*** ENTRIES SHOWN Section Begins ***
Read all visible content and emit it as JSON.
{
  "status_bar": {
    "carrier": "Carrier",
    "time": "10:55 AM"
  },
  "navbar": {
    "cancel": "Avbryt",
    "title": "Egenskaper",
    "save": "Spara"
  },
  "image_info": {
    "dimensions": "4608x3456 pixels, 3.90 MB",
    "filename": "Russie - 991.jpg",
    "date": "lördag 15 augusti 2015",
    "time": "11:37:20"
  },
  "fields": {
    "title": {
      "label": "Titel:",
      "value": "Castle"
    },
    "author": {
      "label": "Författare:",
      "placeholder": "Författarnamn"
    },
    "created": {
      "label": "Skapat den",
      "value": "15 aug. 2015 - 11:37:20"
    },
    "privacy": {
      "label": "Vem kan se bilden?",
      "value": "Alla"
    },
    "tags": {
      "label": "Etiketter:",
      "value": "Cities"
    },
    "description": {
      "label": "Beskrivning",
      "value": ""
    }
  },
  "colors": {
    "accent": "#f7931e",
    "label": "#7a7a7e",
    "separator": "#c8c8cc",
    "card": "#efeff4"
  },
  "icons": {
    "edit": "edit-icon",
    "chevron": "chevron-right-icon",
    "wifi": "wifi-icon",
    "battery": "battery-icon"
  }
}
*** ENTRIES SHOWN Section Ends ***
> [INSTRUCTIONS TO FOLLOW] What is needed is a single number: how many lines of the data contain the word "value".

> [PROBLEM SOLUTION] 5